RECORDS TO USE START

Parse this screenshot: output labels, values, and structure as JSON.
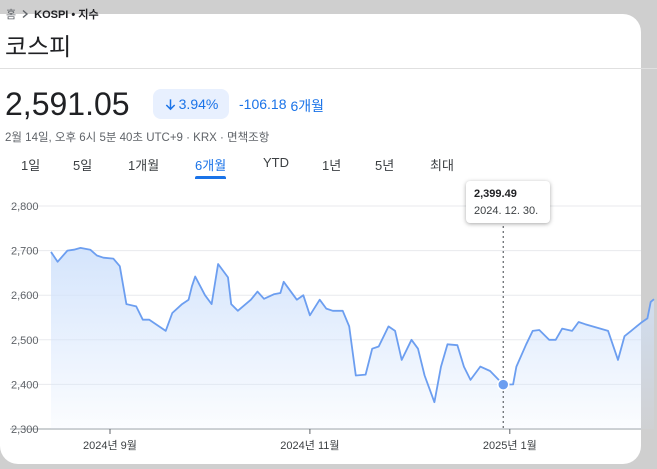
{
  "breadcrumb": {
    "home": "홈",
    "item": "KOSPI • 지수"
  },
  "title": "코스피",
  "quote": {
    "price": "2,591.05",
    "change_pct": "3.94%",
    "change_abs": "-106.18",
    "period": "6개월",
    "timestamp": "2월 14일, 오후 6시 5분 40초 UTC+9 · KRX · 면책조항"
  },
  "tabs": [
    {
      "label": "1일"
    },
    {
      "label": "5일"
    },
    {
      "label": "1개월"
    },
    {
      "label": "6개월"
    },
    {
      "label": "YTD"
    },
    {
      "label": "1년"
    },
    {
      "label": "5년"
    },
    {
      "label": "최대"
    }
  ],
  "active_tab": "6개월",
  "tooltip": {
    "value": "2,399.49",
    "date": "2024. 12. 30."
  },
  "colors": {
    "accent": "#1a73e8",
    "line": "#6c9ef0",
    "fill": "#d2e3fc",
    "background": "#cfcfcf"
  },
  "chart_data": {
    "type": "area",
    "ylim": [
      2300,
      2800
    ],
    "yticks": [
      2300,
      2400,
      2500,
      2600,
      2700,
      2800
    ],
    "ytick_labels": [
      "2,300",
      "2,400",
      "2,500",
      "2,600",
      "2,700",
      "2,800"
    ],
    "xticks": [
      {
        "label": "2024년 9월",
        "date": "2024-09-01"
      },
      {
        "label": "2024년 11월",
        "date": "2024-11-01"
      },
      {
        "label": "2025년 1월",
        "date": "2025-01-01"
      }
    ],
    "grid": true,
    "highlight": {
      "date": "2024-12-30",
      "value": 2399.49
    },
    "series": [
      {
        "points": [
          [
            "2024-08-14",
            2697
          ],
          [
            "2024-08-16",
            2675
          ],
          [
            "2024-08-19",
            2700
          ],
          [
            "2024-08-21",
            2702
          ],
          [
            "2024-08-23",
            2706
          ],
          [
            "2024-08-26",
            2702
          ],
          [
            "2024-08-28",
            2689
          ],
          [
            "2024-08-30",
            2684
          ],
          [
            "2024-09-02",
            2682
          ],
          [
            "2024-09-04",
            2665
          ],
          [
            "2024-09-06",
            2580
          ],
          [
            "2024-09-09",
            2575
          ],
          [
            "2024-09-11",
            2545
          ],
          [
            "2024-09-13",
            2545
          ],
          [
            "2024-09-18",
            2520
          ],
          [
            "2024-09-20",
            2560
          ],
          [
            "2024-09-23",
            2580
          ],
          [
            "2024-09-25",
            2590
          ],
          [
            "2024-09-26",
            2620
          ],
          [
            "2024-09-27",
            2642
          ],
          [
            "2024-09-30",
            2600
          ],
          [
            "2024-10-02",
            2580
          ],
          [
            "2024-10-04",
            2670
          ],
          [
            "2024-10-07",
            2640
          ],
          [
            "2024-10-08",
            2580
          ],
          [
            "2024-10-10",
            2565
          ],
          [
            "2024-10-14",
            2590
          ],
          [
            "2024-10-16",
            2608
          ],
          [
            "2024-10-18",
            2592
          ],
          [
            "2024-10-21",
            2602
          ],
          [
            "2024-10-23",
            2605
          ],
          [
            "2024-10-24",
            2630
          ],
          [
            "2024-10-25",
            2620
          ],
          [
            "2024-10-28",
            2590
          ],
          [
            "2024-10-30",
            2600
          ],
          [
            "2024-11-01",
            2555
          ],
          [
            "2024-11-04",
            2590
          ],
          [
            "2024-11-06",
            2570
          ],
          [
            "2024-11-08",
            2565
          ],
          [
            "2024-11-11",
            2565
          ],
          [
            "2024-11-13",
            2530
          ],
          [
            "2024-11-15",
            2420
          ],
          [
            "2024-11-18",
            2422
          ],
          [
            "2024-11-20",
            2480
          ],
          [
            "2024-11-22",
            2485
          ],
          [
            "2024-11-25",
            2530
          ],
          [
            "2024-11-27",
            2520
          ],
          [
            "2024-11-29",
            2455
          ],
          [
            "2024-12-02",
            2500
          ],
          [
            "2024-12-04",
            2480
          ],
          [
            "2024-12-06",
            2420
          ],
          [
            "2024-12-09",
            2360
          ],
          [
            "2024-12-11",
            2440
          ],
          [
            "2024-12-13",
            2490
          ],
          [
            "2024-12-16",
            2488
          ],
          [
            "2024-12-18",
            2440
          ],
          [
            "2024-12-20",
            2410
          ],
          [
            "2024-12-23",
            2440
          ],
          [
            "2024-12-26",
            2430
          ],
          [
            "2024-12-30",
            2399.49
          ],
          [
            "2025-01-02",
            2400
          ],
          [
            "2025-01-03",
            2440
          ],
          [
            "2025-01-06",
            2490
          ],
          [
            "2025-01-08",
            2520
          ],
          [
            "2025-01-10",
            2522
          ],
          [
            "2025-01-13",
            2500
          ],
          [
            "2025-01-15",
            2500
          ],
          [
            "2025-01-17",
            2525
          ],
          [
            "2025-01-20",
            2520
          ],
          [
            "2025-01-22",
            2540
          ],
          [
            "2025-01-24",
            2535
          ],
          [
            "2025-01-31",
            2520
          ],
          [
            "2025-02-03",
            2455
          ],
          [
            "2025-02-05",
            2508
          ],
          [
            "2025-02-07",
            2520
          ],
          [
            "2025-02-10",
            2538
          ],
          [
            "2025-02-12",
            2548
          ],
          [
            "2025-02-13",
            2585
          ],
          [
            "2025-02-14",
            2591.05
          ]
        ]
      }
    ]
  }
}
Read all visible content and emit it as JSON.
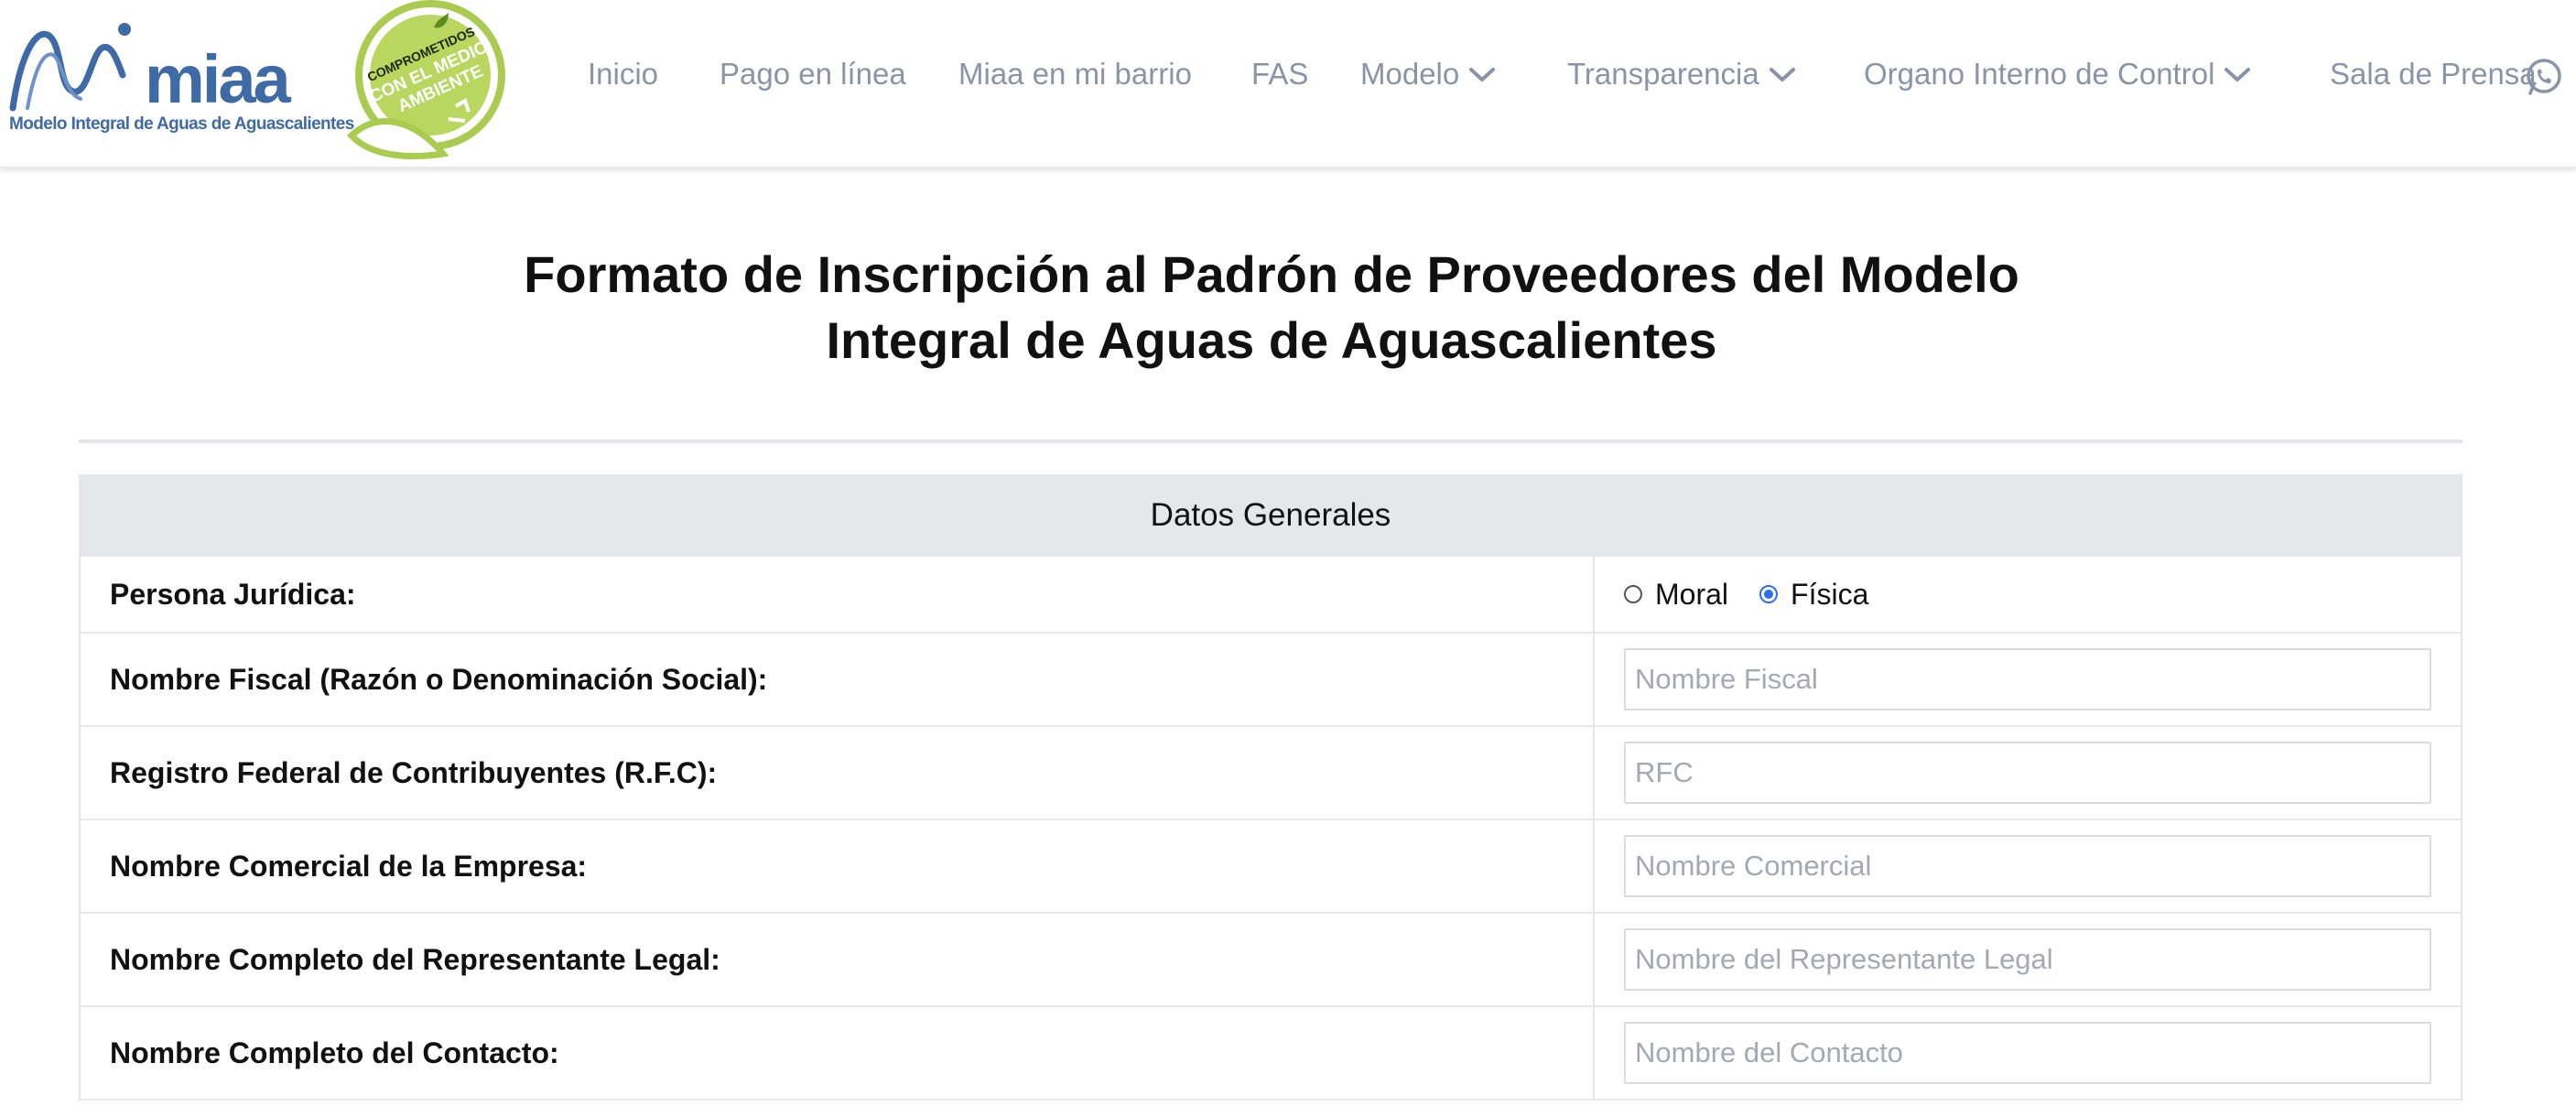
{
  "brand": {
    "name": "miaa",
    "caption": "Modelo Integral de Aguas de Aguascalientes",
    "badge_lines": [
      "COMPROMETIDOS",
      "CON EL MEDIO",
      "AMBIENTE"
    ],
    "primary_color": "#3e6aa6",
    "badge_color": "#a9cc50"
  },
  "nav": {
    "items": [
      {
        "label": "Inicio",
        "dropdown": false
      },
      {
        "label": "Pago en línea",
        "dropdown": false
      },
      {
        "label": "Miaa en mi barrio",
        "dropdown": false
      },
      {
        "label": "FAS",
        "dropdown": false
      },
      {
        "label": "Modelo",
        "dropdown": true
      },
      {
        "label": "Transparencia",
        "dropdown": true
      },
      {
        "label": "Organo Interno de Control",
        "dropdown": true
      },
      {
        "label": "Sala de Prensa",
        "dropdown": false
      }
    ],
    "whatsapp_icon": "whatsapp-icon",
    "text_color": "#8a94a8"
  },
  "page": {
    "title_line1": "Formato de Inscripción al Padrón de Proveedores del Modelo",
    "title_line2": "Integral de Aguas de Aguascalientes"
  },
  "form": {
    "section_title": "Datos Generales",
    "persona": {
      "label": "Persona Jurídica:",
      "options": [
        {
          "label": "Moral",
          "checked": false
        },
        {
          "label": "Física",
          "checked": true
        }
      ]
    },
    "fields": [
      {
        "label": "Nombre Fiscal (Razón o Denominación Social):",
        "placeholder": "Nombre Fiscal",
        "value": ""
      },
      {
        "label": "Registro Federal de Contribuyentes (R.F.C):",
        "placeholder": "RFC",
        "value": ""
      },
      {
        "label": "Nombre Comercial de la Empresa:",
        "placeholder": "Nombre Comercial",
        "value": ""
      },
      {
        "label": "Nombre Completo del Representante Legal:",
        "placeholder": "Nombre del Representante Legal",
        "value": ""
      },
      {
        "label": "Nombre Completo del Contacto:",
        "placeholder": "Nombre del Contacto",
        "value": ""
      }
    ],
    "accent_color": "#2b6ef0"
  }
}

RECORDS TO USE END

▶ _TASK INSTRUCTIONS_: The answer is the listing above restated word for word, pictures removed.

▶ _ANSWER AREA_:
Parse this screenshot: output labels, values, and structure as JSON.
{
  "breadcrumb": {
    "home": "홈",
    "item": "KOSPI • 지수"
  },
  "title": "코스피",
  "quote": {
    "price": "2,591.05",
    "change_pct": "3.94%",
    "change_abs": "-106.18",
    "period": "6개월",
    "timestamp": "2월 14일, 오후 6시 5분 40초 UTC+9 · KRX · 면책조항"
  },
  "tabs": [
    {
      "label": "1일"
    },
    {
      "label": "5일"
    },
    {
      "label": "1개월"
    },
    {
      "label": "6개월"
    },
    {
      "label": "YTD"
    },
    {
      "label": "1년"
    },
    {
      "label": "5년"
    },
    {
      "label": "최대"
    }
  ],
  "active_tab": "6개월",
  "tooltip": {
    "value": "2,399.49",
    "date": "2024. 12. 30."
  },
  "colors": {
    "accent": "#1a73e8",
    "line": "#6c9ef0",
    "fill": "#d2e3fc",
    "background": "#cfcfcf"
  },
  "chart_data": {
    "type": "area",
    "ylim": [
      2300,
      2800
    ],
    "yticks": [
      2300,
      2400,
      2500,
      2600,
      2700,
      2800
    ],
    "ytick_labels": [
      "2,300",
      "2,400",
      "2,500",
      "2,600",
      "2,700",
      "2,800"
    ],
    "xticks": [
      {
        "label": "2024년 9월",
        "date": "2024-09-01"
      },
      {
        "label": "2024년 11월",
        "date": "2024-11-01"
      },
      {
        "label": "2025년 1월",
        "date": "2025-01-01"
      }
    ],
    "grid": true,
    "highlight": {
      "date": "2024-12-30",
      "value": 2399.49
    },
    "series": [
      {
        "points": [
          [
            "2024-08-14",
            2697
          ],
          [
            "2024-08-16",
            2675
          ],
          [
            "2024-08-19",
            2700
          ],
          [
            "2024-08-21",
            2702
          ],
          [
            "2024-08-23",
            2706
          ],
          [
            "2024-08-26",
            2702
          ],
          [
            "2024-08-28",
            2689
          ],
          [
            "2024-08-30",
            2684
          ],
          [
            "2024-09-02",
            2682
          ],
          [
            "2024-09-04",
            2665
          ],
          [
            "2024-09-06",
            2580
          ],
          [
            "2024-09-09",
            2575
          ],
          [
            "2024-09-11",
            2545
          ],
          [
            "2024-09-13",
            2545
          ],
          [
            "2024-09-18",
            2520
          ],
          [
            "2024-09-20",
            2560
          ],
          [
            "2024-09-23",
            2580
          ],
          [
            "2024-09-25",
            2590
          ],
          [
            "2024-09-26",
            2620
          ],
          [
            "2024-09-27",
            2642
          ],
          [
            "2024-09-30",
            2600
          ],
          [
            "2024-10-02",
            2580
          ],
          [
            "2024-10-04",
            2670
          ],
          [
            "2024-10-07",
            2640
          ],
          [
            "2024-10-08",
            2580
          ],
          [
            "2024-10-10",
            2565
          ],
          [
            "2024-10-14",
            2590
          ],
          [
            "2024-10-16",
            2608
          ],
          [
            "2024-10-18",
            2592
          ],
          [
            "2024-10-21",
            2602
          ],
          [
            "2024-10-23",
            2605
          ],
          [
            "2024-10-24",
            2630
          ],
          [
            "2024-10-25",
            2620
          ],
          [
            "2024-10-28",
            2590
          ],
          [
            "2024-10-30",
            2600
          ],
          [
            "2024-11-01",
            2555
          ],
          [
            "2024-11-04",
            2590
          ],
          [
            "2024-11-06",
            2570
          ],
          [
            "2024-11-08",
            2565
          ],
          [
            "2024-11-11",
            2565
          ],
          [
            "2024-11-13",
            2530
          ],
          [
            "2024-11-15",
            2420
          ],
          [
            "2024-11-18",
            2422
          ],
          [
            "2024-11-20",
            2480
          ],
          [
            "2024-11-22",
            2485
          ],
          [
            "2024-11-25",
            2530
          ],
          [
            "2024-11-27",
            2520
          ],
          [
            "2024-11-29",
            2455
          ],
          [
            "2024-12-02",
            2500
          ],
          [
            "2024-12-04",
            2480
          ],
          [
            "2024-12-06",
            2420
          ],
          [
            "2024-12-09",
            2360
          ],
          [
            "2024-12-11",
            2440
          ],
          [
            "2024-12-13",
            2490
          ],
          [
            "2024-12-16",
            2488
          ],
          [
            "2024-12-18",
            2440
          ],
          [
            "2024-12-20",
            2410
          ],
          [
            "2024-12-23",
            2440
          ],
          [
            "2024-12-26",
            2430
          ],
          [
            "2024-12-30",
            2399.49
          ],
          [
            "2025-01-02",
            2400
          ],
          [
            "2025-01-03",
            2440
          ],
          [
            "2025-01-06",
            2490
          ],
          [
            "2025-01-08",
            2520
          ],
          [
            "2025-01-10",
            2522
          ],
          [
            "2025-01-13",
            2500
          ],
          [
            "2025-01-15",
            2500
          ],
          [
            "2025-01-17",
            2525
          ],
          [
            "2025-01-20",
            2520
          ],
          [
            "2025-01-22",
            2540
          ],
          [
            "2025-01-24",
            2535
          ],
          [
            "2025-01-31",
            2520
          ],
          [
            "2025-02-03",
            2455
          ],
          [
            "2025-02-05",
            2508
          ],
          [
            "2025-02-07",
            2520
          ],
          [
            "2025-02-10",
            2538
          ],
          [
            "2025-02-12",
            2548
          ],
          [
            "2025-02-13",
            2585
          ],
          [
            "2025-02-14",
            2591.05
          ]
        ]
      }
    ]
  }
}
Read all visible content and emit it as JSON.
{
  "brand": {
    "name": "miaa",
    "caption": "Modelo Integral de Aguas de Aguascalientes",
    "badge_lines": [
      "COMPROMETIDOS",
      "CON EL MEDIO",
      "AMBIENTE"
    ],
    "primary_color": "#3e6aa6",
    "badge_color": "#a9cc50"
  },
  "nav": {
    "items": [
      {
        "label": "Inicio",
        "dropdown": false
      },
      {
        "label": "Pago en línea",
        "dropdown": false
      },
      {
        "label": "Miaa en mi barrio",
        "dropdown": false
      },
      {
        "label": "FAS",
        "dropdown": false
      },
      {
        "label": "Modelo",
        "dropdown": true
      },
      {
        "label": "Transparencia",
        "dropdown": true
      },
      {
        "label": "Organo Interno de Control",
        "dropdown": true
      },
      {
        "label": "Sala de Prensa",
        "dropdown": false
      }
    ],
    "whatsapp_icon": "whatsapp-icon",
    "text_color": "#8a94a8"
  },
  "page": {
    "title_line1": "Formato de Inscripción al Padrón de Proveedores del Modelo",
    "title_line2": "Integral de Aguas de Aguascalientes"
  },
  "form": {
    "section_title": "Datos Generales",
    "persona": {
      "label": "Persona Jurídica:",
      "options": [
        {
          "label": "Moral",
          "checked": false
        },
        {
          "label": "Física",
          "checked": true
        }
      ]
    },
    "fields": [
      {
        "label": "Nombre Fiscal (Razón o Denominación Social):",
        "placeholder": "Nombre Fiscal",
        "value": ""
      },
      {
        "label": "Registro Federal de Contribuyentes (R.F.C):",
        "placeholder": "RFC",
        "value": ""
      },
      {
        "label": "Nombre Comercial de la Empresa:",
        "placeholder": "Nombre Comercial",
        "value": ""
      },
      {
        "label": "Nombre Completo del Representante Legal:",
        "placeholder": "Nombre del Representante Legal",
        "value": ""
      },
      {
        "label": "Nombre Completo del Contacto:",
        "placeholder": "Nombre del Contacto",
        "value": ""
      }
    ],
    "accent_color": "#2b6ef0"
  }
}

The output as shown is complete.